Dataset rows describing interfaces
══════════

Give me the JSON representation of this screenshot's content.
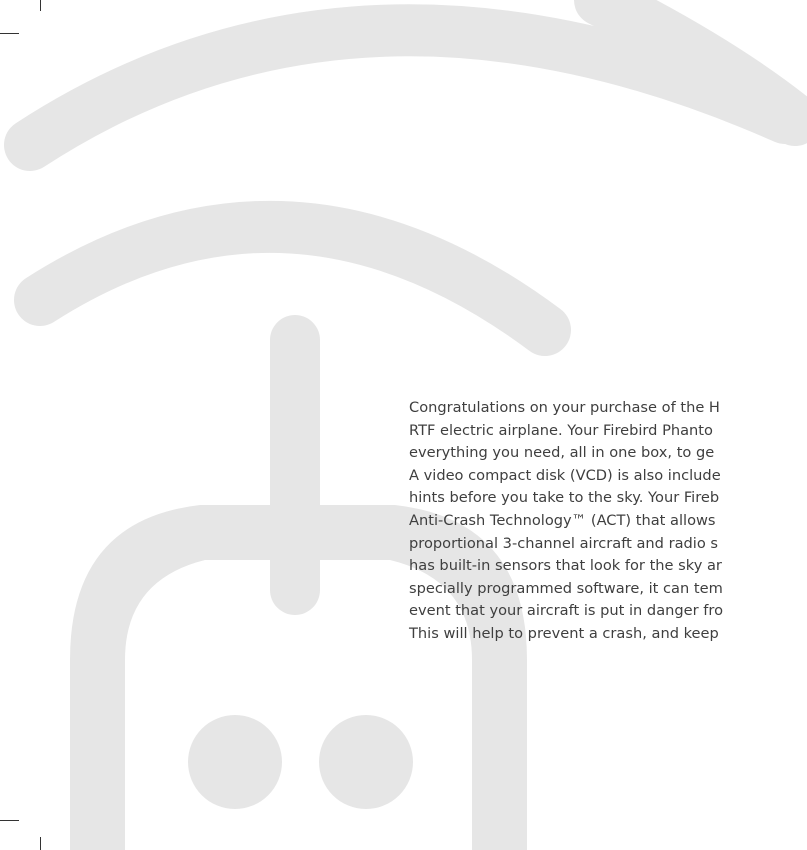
{
  "colors": {
    "background": "#ffffff",
    "graphic": "#e6e6e6",
    "text": "#3f3f3f",
    "crop_marks": "#333333"
  },
  "graphic": {
    "icon": "radio-transmitter-signal-icon"
  },
  "intro": {
    "lines": [
      "Congratulations on your purchase of the H",
      "RTF electric airplane. Your Firebird Phanto",
      "everything you need, all in one box, to ge",
      "A video compact disk (VCD) is also include",
      "hints before you take to the sky. Your Fireb",
      "Anti-Crash Technology™ (ACT) that allows",
      "proportional 3-channel aircraft and radio s",
      "has built-in sensors that look for the sky ar",
      "specially programmed software, it can tem",
      "event that your aircraft is put in danger fro",
      "This will help to prevent a crash, and keep"
    ]
  }
}
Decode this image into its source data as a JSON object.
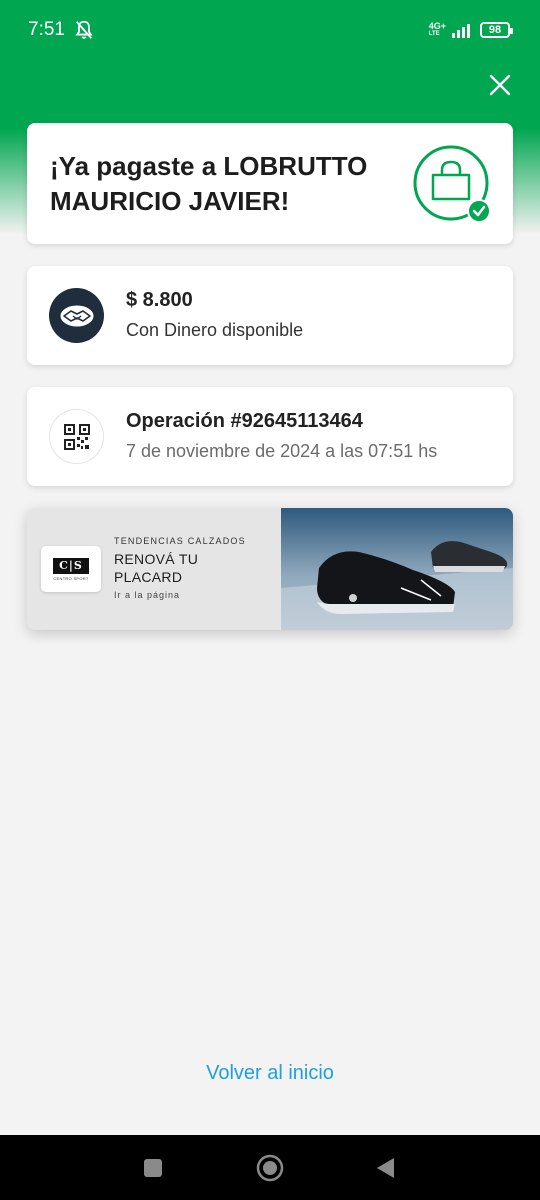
{
  "status_bar": {
    "time": "7:51",
    "network": "4G+",
    "network_sub": "LTE",
    "battery": "98"
  },
  "success_card": {
    "title": "¡Ya pagaste a LOBRUTTO MAURICIO JAVIER!",
    "icon": "shopping-bag-check-icon"
  },
  "payment_card": {
    "amount": "$ 8.800",
    "method": "Con Dinero disponible",
    "icon": "handshake-icon"
  },
  "operation_card": {
    "title": "Operación #92645113464",
    "date": "7 de noviembre de 2024 a las 07:51 hs",
    "icon": "qr-code-icon"
  },
  "ad_banner": {
    "logo_text": "C|S",
    "logo_subtext": "CENTRO SPORT",
    "kicker": "TENDENCIAS CALZADOS",
    "title": "RENOVÁ TU PLACARD",
    "link": "Ir a la página"
  },
  "footer": {
    "back_link": "Volver al inicio"
  },
  "colors": {
    "brand_green": "#00a650",
    "link_blue": "#1d9fe0"
  }
}
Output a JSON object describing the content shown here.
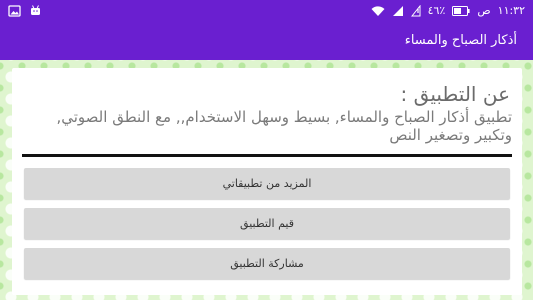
{
  "status_bar": {
    "time": "١١:٣٢",
    "ampm": "ص",
    "battery_percent": "٤٦٪",
    "icons": [
      "image-icon",
      "android-icon",
      "wifi-icon",
      "signal-icon",
      "no-sim-icon",
      "battery-icon"
    ]
  },
  "app_bar": {
    "title": "أذكار الصباح والمساء"
  },
  "about": {
    "heading": "عن التطبيق :",
    "body": "تطبيق أذكار الصباح والمساء, بسيط وسهل الاستخدام,, مع النطق الصوتي, وتكبير وتصغير النص"
  },
  "buttons": {
    "more_apps": "المزيد من تطبيقاتي",
    "rate_app": "قيم التطبيق",
    "share_app": "مشاركة التطبيق"
  },
  "colors": {
    "primary": "#6a1fd0",
    "background": "#dff5cf",
    "button": "#d8d8d8",
    "card": "#ffffff"
  }
}
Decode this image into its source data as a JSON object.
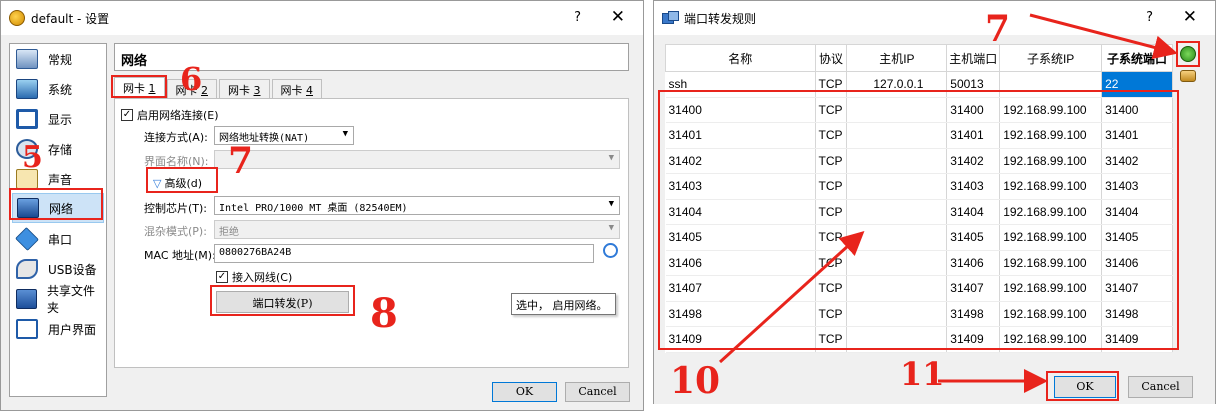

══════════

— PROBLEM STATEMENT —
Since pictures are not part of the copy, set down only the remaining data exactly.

— SOLUTION TO THE PROBLEM —
Give me the JSON representation of this screenshot's content.
{
  "colors": {
    "background": "#ffffff",
    "graphic": "#e6e6e6",
    "text": "#3f3f3f",
    "crop_marks": "#333333"
  },
  "graphic": {
    "icon": "radio-transmitter-signal-icon"
  },
  "intro": {
    "lines": [
      "Congratulations on your purchase of the H",
      "RTF electric airplane. Your Firebird Phanto",
      "everything you need, all in one box, to ge",
      "A video compact disk (VCD) is also include",
      "hints before you take to the sky. Your Fireb",
      "Anti-Crash Technology™ (ACT) that allows",
      "proportional 3-channel aircraft and radio s",
      "has built-in sensors that look for the sky ar",
      "specially programmed software, it can tem",
      "event that your aircraft is put in danger fro",
      "This will help to prevent a crash, and keep"
    ]
  }
}
Decode this image into its source data as a JSON object.
{
  "status_bar": {
    "time": "7:51",
    "network": "4G+",
    "network_sub": "LTE",
    "battery": "98"
  },
  "success_card": {
    "title": "¡Ya pagaste a LOBRUTTO MAURICIO JAVIER!",
    "icon": "shopping-bag-check-icon"
  },
  "payment_card": {
    "amount": "$ 8.800",
    "method": "Con Dinero disponible",
    "icon": "handshake-icon"
  },
  "operation_card": {
    "title": "Operación #92645113464",
    "date": "7 de noviembre de 2024 a las 07:51 hs",
    "icon": "qr-code-icon"
  },
  "ad_banner": {
    "logo_text": "C|S",
    "logo_subtext": "CENTRO SPORT",
    "kicker": "TENDENCIAS CALZADOS",
    "title": "RENOVÁ TU PLACARD",
    "link": "Ir a la página"
  },
  "footer": {
    "back_link": "Volver al inicio"
  },
  "colors": {
    "brand_green": "#00a650",
    "link_blue": "#1d9fe0"
  }
}
Output a JSON object describing the content shown here.
{
  "status_bar": {
    "time": "١١:٣٢",
    "ampm": "ص",
    "battery_percent": "٤٦٪",
    "icons": [
      "image-icon",
      "android-icon",
      "wifi-icon",
      "signal-icon",
      "no-sim-icon",
      "battery-icon"
    ]
  },
  "app_bar": {
    "title": "أذكار الصباح والمساء"
  },
  "about": {
    "heading": "عن التطبيق :",
    "body": "تطبيق أذكار الصباح والمساء, بسيط وسهل الاستخدام,, مع النطق الصوتي, وتكبير وتصغير النص"
  },
  "buttons": {
    "more_apps": "المزيد من تطبيقاتي",
    "rate_app": "قيم التطبيق",
    "share_app": "مشاركة التطبيق"
  },
  "colors": {
    "primary": "#6a1fd0",
    "background": "#dff5cf",
    "button": "#d8d8d8",
    "card": "#ffffff"
  }
}
Decode this image into its source data as a JSON object.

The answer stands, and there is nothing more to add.